At CTP we agree upon the following definition of Transcultural Psychiatry:
"Cultural psychiatry is concerned with understanding the impact of social and cultural differences and similarities on mental illness and its treatment."
We see neither culture nor mental disorders as static. When a person moves to a new country he or she brings along a cultural background consisting of norms, values and specific patterns of behaviour and interaction that may differ from the new host country. The new host country however provides another framework for behaviour and interaction which leads to the creation of new patterns.
The interlink between culture and mental disorders is described in the Diagnostic and Statistical Manual of Mental Disorders, fifth edition (DSM-5):
"Mental disorders are defined in relation to cultural, social, and familial norms and values. Culture provides interpretive frameworks that shape the experience and expression of the symptoms, signs, and behaviours that are the criteria for diagnosis."
Hence, the encounter between the clinician and the migrant patient becomes of utmost importance. A patient-centered approach allows openness to facilitate mutual understanding and trust, making it possible to create a patient-clinician alliance which is necessary for successful treatment. This requires a specific framework for understanding cultural differences in the staff working with this patient group. This is commonly referred to as cultural competencies.
The Cultural Formulation Interview (CFI) is an example of a tool developed to identify and cover the cultural issues and context of the patient.
As studies on the CFI and cultural competencies are scarce, we are conducting research aiming to provide new important knowledge about how cultural differences in the clinical encounter are understood and managed, and how they impact the treatment we offer.
 The concepts Transcultural-, Cultural-, and Cross-cultural Psychiatry are equated.

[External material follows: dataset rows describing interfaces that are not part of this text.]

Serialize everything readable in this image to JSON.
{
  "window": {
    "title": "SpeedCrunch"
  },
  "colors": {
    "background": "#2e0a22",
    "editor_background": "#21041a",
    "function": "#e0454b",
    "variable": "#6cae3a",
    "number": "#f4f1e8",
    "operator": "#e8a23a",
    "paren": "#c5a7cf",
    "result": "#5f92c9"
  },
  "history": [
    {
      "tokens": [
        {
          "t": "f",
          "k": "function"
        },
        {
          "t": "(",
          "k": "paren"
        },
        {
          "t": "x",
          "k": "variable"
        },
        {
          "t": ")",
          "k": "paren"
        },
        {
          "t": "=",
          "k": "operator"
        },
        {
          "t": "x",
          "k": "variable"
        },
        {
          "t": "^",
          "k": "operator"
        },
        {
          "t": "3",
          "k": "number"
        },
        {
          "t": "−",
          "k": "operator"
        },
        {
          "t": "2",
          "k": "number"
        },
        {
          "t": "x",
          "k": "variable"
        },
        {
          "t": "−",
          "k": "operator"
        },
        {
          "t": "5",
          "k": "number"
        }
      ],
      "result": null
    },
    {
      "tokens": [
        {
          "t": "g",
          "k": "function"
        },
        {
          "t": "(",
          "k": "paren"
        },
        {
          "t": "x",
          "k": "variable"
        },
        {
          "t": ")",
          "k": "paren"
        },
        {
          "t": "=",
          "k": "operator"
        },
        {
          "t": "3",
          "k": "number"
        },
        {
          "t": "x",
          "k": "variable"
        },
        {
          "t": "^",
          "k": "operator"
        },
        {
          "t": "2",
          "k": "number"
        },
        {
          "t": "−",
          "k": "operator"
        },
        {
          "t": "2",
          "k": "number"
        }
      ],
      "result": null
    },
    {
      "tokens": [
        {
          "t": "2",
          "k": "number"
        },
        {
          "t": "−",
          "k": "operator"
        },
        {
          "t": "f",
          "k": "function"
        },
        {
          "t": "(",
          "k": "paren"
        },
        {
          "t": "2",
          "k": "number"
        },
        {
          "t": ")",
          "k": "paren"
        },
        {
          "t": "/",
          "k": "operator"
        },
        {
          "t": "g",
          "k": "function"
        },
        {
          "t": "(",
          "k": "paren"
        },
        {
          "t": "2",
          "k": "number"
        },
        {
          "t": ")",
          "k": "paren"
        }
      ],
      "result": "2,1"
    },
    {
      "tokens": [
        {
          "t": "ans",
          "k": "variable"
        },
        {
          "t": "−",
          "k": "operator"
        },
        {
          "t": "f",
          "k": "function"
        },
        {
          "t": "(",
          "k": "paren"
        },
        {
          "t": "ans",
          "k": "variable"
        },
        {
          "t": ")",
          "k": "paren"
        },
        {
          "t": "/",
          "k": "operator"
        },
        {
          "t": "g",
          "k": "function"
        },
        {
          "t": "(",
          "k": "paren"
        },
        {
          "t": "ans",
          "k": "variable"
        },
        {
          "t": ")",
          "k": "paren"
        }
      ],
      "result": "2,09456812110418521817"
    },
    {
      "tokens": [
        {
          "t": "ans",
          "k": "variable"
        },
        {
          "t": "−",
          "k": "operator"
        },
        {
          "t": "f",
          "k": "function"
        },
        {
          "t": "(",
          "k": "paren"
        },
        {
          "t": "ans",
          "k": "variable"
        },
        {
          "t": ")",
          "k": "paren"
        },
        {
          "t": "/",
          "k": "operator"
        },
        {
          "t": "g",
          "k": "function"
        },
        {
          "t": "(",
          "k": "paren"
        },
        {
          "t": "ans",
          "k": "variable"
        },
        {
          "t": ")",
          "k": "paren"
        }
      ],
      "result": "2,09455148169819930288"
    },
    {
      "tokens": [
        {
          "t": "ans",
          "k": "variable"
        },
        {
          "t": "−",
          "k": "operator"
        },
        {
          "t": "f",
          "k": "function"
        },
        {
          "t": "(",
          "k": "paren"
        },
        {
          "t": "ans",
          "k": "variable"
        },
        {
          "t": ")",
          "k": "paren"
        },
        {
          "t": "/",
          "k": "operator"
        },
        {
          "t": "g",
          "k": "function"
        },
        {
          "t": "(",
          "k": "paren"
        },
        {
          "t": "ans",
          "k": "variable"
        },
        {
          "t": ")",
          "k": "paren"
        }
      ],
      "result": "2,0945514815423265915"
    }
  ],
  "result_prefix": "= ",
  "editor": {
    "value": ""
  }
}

 Bhugra, Dinesh & Kamaldeep Bhui (eds): Textbook of Cultural Psychiatry (Cambridge University Press 2007).
 In the Diagnostic and Statistical Manual of Mental Disorders, fifth edition (DSM-5), a mental disorder is defined as "a syndrome characterized by clinically significant disturbance in an individual's cognition, emotion regulation, or behaviour that reflects a dysfunction in the psychological, biological, or developmental processes underlying mental functioning."